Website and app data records
((

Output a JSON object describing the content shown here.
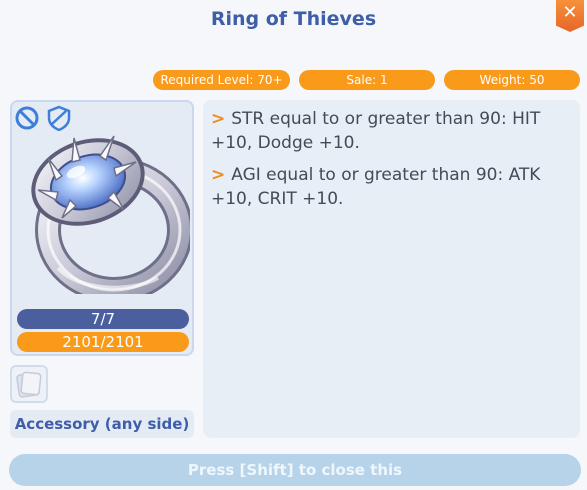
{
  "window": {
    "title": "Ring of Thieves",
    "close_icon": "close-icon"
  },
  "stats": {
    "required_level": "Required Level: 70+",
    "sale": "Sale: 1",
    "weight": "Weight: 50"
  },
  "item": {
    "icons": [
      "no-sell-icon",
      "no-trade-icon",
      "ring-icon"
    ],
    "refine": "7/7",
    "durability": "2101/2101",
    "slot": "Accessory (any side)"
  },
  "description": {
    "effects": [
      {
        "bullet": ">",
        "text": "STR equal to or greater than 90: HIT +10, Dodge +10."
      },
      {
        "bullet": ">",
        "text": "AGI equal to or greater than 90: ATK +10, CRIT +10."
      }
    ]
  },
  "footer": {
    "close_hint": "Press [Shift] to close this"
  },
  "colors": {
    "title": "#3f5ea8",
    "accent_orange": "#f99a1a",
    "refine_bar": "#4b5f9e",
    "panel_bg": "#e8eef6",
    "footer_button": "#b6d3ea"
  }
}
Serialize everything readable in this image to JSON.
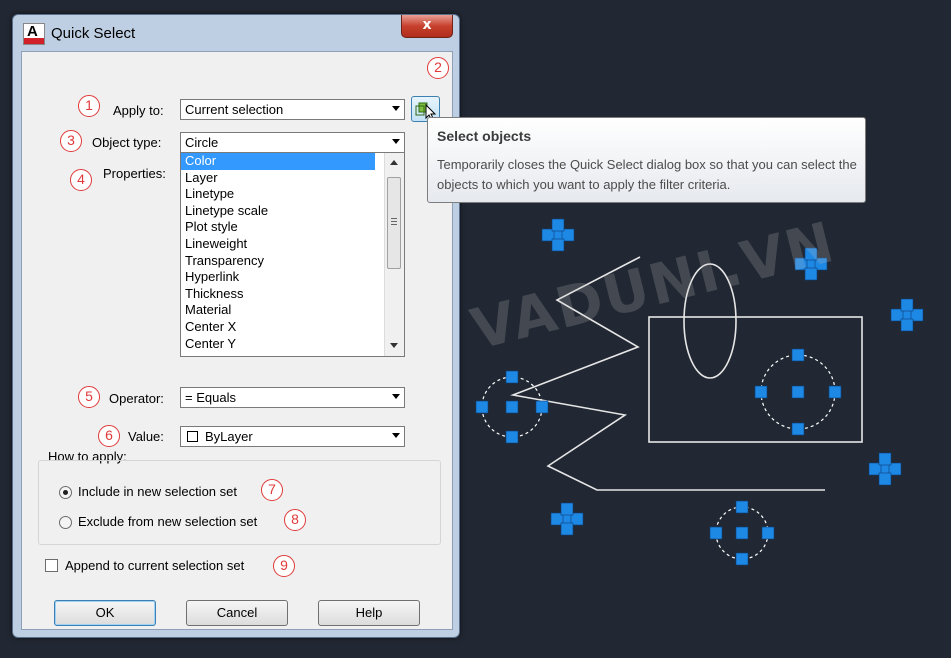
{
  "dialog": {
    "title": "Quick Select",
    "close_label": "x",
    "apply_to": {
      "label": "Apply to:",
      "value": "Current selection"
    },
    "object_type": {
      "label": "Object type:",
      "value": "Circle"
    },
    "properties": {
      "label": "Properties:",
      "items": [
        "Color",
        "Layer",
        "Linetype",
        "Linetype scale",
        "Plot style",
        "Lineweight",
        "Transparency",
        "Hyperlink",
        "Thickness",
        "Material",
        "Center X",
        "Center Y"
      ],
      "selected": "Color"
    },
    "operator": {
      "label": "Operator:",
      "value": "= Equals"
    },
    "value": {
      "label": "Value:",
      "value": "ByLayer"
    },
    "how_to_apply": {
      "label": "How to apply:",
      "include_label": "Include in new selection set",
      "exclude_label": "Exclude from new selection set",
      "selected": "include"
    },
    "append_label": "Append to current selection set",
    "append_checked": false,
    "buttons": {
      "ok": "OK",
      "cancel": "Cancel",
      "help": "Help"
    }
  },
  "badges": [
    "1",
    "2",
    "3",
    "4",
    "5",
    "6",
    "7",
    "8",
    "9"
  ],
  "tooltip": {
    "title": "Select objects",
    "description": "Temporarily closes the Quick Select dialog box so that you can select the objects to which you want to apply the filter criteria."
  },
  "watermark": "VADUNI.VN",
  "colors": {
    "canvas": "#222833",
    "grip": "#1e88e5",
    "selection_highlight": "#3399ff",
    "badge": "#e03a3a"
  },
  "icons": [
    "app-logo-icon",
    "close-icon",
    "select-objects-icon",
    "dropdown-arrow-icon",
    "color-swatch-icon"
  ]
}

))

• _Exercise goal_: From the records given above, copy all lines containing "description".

• _Answer to this exercise_:
  "description": {
    "description": "Temporarily closes the Quick Select dialog box so that you can select the objects to which you want to apply the filter criteria."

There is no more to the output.